### Exercise prompt:
From the entries that follow, pick out all lines holding "data".

= = = =

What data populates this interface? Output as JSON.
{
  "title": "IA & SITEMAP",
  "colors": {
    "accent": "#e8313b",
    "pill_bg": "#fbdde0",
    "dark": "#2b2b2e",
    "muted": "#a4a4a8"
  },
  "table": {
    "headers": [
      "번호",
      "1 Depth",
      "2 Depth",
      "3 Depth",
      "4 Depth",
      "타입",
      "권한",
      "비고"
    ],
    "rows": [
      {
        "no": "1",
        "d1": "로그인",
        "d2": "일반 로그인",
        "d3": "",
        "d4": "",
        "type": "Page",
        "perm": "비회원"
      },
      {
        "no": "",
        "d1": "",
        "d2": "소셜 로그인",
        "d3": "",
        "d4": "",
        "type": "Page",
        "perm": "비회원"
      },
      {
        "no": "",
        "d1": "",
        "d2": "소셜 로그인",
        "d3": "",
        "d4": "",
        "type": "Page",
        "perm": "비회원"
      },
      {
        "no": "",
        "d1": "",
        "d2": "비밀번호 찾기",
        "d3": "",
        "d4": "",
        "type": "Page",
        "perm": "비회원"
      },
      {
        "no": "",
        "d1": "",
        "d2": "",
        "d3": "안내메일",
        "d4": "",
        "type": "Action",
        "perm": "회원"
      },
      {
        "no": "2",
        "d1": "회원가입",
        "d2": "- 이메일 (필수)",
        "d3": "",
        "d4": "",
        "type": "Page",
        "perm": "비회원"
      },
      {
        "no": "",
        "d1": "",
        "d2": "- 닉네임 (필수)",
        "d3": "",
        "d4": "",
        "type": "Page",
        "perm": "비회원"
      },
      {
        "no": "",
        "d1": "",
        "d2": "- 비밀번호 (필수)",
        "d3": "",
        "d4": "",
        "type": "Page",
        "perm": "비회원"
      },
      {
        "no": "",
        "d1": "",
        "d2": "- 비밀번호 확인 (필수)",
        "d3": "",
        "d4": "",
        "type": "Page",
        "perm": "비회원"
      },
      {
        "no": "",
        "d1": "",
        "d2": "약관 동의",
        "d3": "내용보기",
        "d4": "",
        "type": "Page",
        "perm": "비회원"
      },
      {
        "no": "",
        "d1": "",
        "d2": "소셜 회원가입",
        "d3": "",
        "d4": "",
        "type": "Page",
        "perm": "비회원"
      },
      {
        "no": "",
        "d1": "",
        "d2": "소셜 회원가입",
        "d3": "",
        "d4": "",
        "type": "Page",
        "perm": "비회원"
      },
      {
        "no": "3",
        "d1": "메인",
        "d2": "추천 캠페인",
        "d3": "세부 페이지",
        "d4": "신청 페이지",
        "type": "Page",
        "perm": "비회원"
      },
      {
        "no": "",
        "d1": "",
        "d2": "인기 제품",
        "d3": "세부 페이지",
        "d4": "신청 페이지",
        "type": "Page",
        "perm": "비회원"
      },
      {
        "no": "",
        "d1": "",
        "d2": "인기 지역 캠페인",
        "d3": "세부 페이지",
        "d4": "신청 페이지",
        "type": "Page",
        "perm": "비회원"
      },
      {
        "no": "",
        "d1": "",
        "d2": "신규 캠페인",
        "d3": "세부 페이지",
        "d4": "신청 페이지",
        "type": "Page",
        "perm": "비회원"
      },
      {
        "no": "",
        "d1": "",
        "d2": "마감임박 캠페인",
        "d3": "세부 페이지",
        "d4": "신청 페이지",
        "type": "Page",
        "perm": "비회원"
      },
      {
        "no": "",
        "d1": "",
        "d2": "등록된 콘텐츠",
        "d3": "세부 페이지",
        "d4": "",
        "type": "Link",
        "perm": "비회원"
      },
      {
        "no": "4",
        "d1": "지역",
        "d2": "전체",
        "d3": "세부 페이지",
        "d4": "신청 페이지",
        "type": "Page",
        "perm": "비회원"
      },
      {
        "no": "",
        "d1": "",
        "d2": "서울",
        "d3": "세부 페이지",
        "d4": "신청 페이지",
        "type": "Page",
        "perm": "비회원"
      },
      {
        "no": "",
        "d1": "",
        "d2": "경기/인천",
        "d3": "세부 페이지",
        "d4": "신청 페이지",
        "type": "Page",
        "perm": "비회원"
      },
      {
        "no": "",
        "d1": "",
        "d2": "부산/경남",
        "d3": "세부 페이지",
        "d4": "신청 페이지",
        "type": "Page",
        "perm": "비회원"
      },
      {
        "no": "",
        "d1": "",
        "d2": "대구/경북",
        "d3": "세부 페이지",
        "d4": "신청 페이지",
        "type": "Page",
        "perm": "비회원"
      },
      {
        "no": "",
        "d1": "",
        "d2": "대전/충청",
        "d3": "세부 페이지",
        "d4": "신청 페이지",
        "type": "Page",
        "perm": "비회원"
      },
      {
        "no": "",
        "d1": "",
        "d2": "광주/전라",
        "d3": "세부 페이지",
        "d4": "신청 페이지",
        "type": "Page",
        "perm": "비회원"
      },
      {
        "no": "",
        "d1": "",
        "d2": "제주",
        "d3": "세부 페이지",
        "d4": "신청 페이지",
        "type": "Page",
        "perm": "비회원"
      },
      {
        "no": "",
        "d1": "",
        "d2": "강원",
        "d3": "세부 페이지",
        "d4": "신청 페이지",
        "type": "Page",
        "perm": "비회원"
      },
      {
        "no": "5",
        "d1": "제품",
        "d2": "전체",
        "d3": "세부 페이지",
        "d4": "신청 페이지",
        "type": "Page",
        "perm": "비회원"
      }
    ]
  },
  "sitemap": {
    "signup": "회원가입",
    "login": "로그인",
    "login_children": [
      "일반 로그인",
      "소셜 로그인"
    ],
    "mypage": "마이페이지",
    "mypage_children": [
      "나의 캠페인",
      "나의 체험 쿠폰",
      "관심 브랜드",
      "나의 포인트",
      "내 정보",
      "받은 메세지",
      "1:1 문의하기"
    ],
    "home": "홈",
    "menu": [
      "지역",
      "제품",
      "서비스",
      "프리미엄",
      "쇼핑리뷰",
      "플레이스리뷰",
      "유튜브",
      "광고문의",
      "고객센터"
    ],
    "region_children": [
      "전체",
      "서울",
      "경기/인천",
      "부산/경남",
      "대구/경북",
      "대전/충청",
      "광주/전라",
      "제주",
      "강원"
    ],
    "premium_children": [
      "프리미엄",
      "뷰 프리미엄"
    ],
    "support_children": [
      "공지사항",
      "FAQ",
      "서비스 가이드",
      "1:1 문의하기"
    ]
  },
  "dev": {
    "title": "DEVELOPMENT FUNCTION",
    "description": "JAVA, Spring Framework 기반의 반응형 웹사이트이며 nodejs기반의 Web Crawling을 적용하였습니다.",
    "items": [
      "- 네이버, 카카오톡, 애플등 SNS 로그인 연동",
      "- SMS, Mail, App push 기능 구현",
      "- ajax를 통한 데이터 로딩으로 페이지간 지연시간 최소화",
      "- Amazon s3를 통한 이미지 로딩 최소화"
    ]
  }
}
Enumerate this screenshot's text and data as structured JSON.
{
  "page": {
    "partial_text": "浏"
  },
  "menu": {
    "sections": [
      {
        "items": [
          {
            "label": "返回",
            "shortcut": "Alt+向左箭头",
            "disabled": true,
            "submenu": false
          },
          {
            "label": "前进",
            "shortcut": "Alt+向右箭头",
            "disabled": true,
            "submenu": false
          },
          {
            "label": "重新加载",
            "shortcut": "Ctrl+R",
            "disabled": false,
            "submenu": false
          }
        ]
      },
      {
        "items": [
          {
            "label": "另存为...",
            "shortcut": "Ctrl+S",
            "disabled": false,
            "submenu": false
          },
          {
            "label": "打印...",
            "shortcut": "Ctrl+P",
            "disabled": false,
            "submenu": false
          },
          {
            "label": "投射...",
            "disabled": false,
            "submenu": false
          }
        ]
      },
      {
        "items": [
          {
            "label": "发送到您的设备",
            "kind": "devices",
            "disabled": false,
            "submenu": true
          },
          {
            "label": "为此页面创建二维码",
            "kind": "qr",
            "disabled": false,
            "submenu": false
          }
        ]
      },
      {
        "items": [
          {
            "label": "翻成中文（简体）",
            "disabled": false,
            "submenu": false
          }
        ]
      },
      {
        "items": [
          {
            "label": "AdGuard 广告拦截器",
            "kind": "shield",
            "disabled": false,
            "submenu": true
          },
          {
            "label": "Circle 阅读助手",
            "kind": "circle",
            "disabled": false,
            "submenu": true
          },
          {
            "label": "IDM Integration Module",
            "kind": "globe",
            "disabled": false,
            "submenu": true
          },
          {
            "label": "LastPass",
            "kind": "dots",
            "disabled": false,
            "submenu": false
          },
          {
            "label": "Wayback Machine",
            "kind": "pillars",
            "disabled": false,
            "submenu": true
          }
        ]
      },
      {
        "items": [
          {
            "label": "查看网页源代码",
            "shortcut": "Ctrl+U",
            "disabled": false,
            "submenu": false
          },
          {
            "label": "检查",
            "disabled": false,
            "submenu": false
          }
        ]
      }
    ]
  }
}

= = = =

### Output:
What data populates this interface? Output as JSON.
Enumerate this screenshot's text and data as structured JSON.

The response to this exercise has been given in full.